Task directions: Select all lines in the records that include "location".

******

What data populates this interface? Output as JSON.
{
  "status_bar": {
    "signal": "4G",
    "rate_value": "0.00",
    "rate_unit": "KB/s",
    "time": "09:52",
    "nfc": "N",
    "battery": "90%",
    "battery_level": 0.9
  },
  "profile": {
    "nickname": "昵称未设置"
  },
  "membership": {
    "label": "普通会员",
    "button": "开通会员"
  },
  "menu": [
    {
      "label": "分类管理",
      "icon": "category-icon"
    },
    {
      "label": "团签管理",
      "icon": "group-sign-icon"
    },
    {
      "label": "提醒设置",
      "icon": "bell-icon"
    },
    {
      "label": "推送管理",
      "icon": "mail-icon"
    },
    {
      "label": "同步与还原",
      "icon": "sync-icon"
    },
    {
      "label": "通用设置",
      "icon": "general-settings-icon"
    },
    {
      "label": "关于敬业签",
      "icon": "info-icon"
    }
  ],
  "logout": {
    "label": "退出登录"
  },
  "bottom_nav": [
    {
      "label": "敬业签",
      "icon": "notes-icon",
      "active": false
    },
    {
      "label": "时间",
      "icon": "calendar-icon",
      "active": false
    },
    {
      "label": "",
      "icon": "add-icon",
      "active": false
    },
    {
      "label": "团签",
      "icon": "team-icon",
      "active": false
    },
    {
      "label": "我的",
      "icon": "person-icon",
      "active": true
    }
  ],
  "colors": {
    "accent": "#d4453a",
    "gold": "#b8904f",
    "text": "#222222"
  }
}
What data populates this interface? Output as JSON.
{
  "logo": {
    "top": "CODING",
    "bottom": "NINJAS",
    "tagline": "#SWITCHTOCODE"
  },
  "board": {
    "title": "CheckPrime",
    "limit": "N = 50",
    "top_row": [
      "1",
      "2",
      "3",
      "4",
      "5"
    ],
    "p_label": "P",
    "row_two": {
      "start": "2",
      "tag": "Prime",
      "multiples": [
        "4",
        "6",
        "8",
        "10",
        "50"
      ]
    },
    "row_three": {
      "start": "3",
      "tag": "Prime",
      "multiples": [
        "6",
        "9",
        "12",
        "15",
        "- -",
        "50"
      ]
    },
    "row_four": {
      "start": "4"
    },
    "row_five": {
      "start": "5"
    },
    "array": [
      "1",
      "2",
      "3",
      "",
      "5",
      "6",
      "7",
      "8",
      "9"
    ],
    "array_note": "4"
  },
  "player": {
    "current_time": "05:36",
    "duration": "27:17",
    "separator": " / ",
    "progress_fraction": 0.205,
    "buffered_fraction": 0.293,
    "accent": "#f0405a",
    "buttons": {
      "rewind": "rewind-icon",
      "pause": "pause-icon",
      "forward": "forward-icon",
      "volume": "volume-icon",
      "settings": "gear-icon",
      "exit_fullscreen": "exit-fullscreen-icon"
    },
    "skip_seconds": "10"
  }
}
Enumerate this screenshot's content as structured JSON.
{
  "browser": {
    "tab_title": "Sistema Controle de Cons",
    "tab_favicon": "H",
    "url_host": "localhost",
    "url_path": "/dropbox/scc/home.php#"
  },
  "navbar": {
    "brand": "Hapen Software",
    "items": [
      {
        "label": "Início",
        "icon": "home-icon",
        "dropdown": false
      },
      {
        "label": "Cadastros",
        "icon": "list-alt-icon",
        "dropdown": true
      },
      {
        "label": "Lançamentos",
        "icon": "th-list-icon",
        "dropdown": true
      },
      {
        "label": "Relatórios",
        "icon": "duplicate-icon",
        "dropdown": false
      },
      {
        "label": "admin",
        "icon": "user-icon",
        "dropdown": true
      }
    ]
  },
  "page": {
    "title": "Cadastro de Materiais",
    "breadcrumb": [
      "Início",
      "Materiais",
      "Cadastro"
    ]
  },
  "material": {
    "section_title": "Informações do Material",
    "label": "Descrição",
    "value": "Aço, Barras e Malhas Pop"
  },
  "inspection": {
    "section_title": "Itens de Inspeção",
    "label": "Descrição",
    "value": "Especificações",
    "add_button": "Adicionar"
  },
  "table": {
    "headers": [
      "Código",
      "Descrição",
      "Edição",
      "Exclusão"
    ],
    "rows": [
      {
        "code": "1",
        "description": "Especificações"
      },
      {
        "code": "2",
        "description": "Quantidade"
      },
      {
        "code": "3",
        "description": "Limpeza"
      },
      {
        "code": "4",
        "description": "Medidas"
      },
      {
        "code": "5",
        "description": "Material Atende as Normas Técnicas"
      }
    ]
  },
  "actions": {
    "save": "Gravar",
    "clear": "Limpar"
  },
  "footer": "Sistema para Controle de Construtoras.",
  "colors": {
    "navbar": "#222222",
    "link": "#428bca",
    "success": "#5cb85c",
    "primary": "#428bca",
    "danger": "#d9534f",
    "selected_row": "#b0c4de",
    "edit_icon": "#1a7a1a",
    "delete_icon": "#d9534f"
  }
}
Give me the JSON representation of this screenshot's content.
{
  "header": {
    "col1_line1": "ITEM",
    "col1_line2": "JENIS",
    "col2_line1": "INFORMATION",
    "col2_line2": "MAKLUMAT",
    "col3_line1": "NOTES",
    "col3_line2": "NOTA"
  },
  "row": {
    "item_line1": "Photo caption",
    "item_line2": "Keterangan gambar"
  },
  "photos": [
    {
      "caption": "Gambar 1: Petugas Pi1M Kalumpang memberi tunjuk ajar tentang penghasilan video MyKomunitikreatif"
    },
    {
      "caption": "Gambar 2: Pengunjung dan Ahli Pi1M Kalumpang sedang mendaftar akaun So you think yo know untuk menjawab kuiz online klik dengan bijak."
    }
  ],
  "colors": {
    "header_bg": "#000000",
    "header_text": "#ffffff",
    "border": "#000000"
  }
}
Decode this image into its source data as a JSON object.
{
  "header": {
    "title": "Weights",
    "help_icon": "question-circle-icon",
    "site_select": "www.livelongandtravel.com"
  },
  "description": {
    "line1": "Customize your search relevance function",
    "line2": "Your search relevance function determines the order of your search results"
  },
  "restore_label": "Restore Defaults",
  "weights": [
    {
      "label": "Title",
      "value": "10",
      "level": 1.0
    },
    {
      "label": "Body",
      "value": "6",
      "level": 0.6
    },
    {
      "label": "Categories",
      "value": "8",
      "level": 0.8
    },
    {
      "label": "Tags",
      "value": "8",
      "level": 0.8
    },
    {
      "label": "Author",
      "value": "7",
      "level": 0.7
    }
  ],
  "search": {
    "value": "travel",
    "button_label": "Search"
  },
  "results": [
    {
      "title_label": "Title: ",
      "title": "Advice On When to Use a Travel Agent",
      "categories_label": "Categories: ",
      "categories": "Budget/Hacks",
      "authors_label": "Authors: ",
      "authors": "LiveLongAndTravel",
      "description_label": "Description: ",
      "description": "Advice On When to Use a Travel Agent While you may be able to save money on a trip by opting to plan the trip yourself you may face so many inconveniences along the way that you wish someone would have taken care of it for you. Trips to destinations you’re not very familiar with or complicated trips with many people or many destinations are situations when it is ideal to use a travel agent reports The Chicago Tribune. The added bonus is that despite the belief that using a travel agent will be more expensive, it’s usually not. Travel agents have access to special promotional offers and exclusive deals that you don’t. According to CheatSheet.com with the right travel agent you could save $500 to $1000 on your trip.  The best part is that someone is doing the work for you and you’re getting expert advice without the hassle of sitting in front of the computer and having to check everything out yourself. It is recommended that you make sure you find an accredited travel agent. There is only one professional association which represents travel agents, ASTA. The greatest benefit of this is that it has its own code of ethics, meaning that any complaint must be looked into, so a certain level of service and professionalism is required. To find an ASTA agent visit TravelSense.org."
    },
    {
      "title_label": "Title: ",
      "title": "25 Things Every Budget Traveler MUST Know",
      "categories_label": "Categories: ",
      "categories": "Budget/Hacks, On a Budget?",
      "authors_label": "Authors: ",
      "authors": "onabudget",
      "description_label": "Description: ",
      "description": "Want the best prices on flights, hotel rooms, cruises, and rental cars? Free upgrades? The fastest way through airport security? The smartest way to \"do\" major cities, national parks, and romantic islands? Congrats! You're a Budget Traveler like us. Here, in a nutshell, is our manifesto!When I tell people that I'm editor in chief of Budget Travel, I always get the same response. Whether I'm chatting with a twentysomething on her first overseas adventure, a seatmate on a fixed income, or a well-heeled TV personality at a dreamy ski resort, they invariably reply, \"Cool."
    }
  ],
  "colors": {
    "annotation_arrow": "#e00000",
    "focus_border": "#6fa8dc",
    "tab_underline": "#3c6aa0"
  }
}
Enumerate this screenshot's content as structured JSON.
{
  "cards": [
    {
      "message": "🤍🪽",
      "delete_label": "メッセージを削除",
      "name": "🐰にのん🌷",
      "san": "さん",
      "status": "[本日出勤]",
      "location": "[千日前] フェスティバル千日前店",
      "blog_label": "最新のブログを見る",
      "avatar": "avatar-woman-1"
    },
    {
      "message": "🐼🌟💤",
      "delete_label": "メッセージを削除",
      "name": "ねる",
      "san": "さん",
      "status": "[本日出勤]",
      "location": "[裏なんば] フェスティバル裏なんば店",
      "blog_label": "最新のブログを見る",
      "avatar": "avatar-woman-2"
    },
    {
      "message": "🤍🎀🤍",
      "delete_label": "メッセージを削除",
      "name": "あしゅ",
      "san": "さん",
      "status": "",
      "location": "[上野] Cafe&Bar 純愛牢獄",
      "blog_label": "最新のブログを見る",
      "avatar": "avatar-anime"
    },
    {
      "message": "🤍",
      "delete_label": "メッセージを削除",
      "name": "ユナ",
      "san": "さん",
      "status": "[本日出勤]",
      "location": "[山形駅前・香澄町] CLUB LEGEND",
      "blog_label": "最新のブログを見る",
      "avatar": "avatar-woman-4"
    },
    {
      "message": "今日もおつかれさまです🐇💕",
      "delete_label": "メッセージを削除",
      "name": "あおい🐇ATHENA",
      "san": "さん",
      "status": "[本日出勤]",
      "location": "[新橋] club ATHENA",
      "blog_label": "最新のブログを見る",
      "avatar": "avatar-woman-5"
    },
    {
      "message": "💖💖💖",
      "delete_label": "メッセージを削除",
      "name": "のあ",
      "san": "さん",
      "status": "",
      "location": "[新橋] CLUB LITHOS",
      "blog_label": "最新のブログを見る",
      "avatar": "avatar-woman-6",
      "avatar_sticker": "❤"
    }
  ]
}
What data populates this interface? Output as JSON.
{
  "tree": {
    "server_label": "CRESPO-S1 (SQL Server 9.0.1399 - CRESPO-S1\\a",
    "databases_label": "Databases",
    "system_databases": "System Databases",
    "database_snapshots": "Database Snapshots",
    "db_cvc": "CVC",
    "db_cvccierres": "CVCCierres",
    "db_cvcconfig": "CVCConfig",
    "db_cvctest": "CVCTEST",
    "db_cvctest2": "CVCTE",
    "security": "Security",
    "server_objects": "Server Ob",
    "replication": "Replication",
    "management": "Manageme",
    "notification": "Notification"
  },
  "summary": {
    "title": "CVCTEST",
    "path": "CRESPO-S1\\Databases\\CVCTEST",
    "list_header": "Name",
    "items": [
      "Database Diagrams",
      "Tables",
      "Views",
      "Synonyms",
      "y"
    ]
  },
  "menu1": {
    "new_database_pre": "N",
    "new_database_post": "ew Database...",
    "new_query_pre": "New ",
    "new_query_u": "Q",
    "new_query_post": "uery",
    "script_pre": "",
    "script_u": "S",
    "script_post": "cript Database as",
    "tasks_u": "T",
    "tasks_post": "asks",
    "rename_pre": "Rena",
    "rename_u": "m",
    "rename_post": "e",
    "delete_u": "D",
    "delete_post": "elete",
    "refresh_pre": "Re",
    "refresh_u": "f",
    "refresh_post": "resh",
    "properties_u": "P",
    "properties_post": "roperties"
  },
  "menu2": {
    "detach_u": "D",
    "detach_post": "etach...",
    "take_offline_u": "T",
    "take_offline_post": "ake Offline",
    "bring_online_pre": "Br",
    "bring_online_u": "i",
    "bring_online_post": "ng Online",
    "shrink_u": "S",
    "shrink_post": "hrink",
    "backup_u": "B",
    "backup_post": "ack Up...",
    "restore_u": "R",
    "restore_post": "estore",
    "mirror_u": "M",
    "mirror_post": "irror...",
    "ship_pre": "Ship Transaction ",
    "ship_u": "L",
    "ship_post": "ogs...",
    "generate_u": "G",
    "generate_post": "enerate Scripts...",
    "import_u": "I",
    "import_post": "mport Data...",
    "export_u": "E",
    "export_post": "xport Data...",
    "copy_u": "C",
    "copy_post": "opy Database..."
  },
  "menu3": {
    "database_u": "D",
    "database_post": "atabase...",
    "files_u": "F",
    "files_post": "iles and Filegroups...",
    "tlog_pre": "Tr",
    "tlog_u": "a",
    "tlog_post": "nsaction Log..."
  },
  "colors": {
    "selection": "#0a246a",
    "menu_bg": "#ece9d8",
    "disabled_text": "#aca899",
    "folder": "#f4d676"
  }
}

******

Finished task:
      "location": "[千日前] フェスティバル千日前店",
      "location": "[裏なんば] フェスティバル裏なんば店",
      "location": "[上野] Cafe&Bar 純愛牢獄",
      "location": "[山形駅前・香澄町] CLUB LEGEND",
      "location": "[新橋] club ATHENA",
      "location": "[新橋] CLUB LITHOS",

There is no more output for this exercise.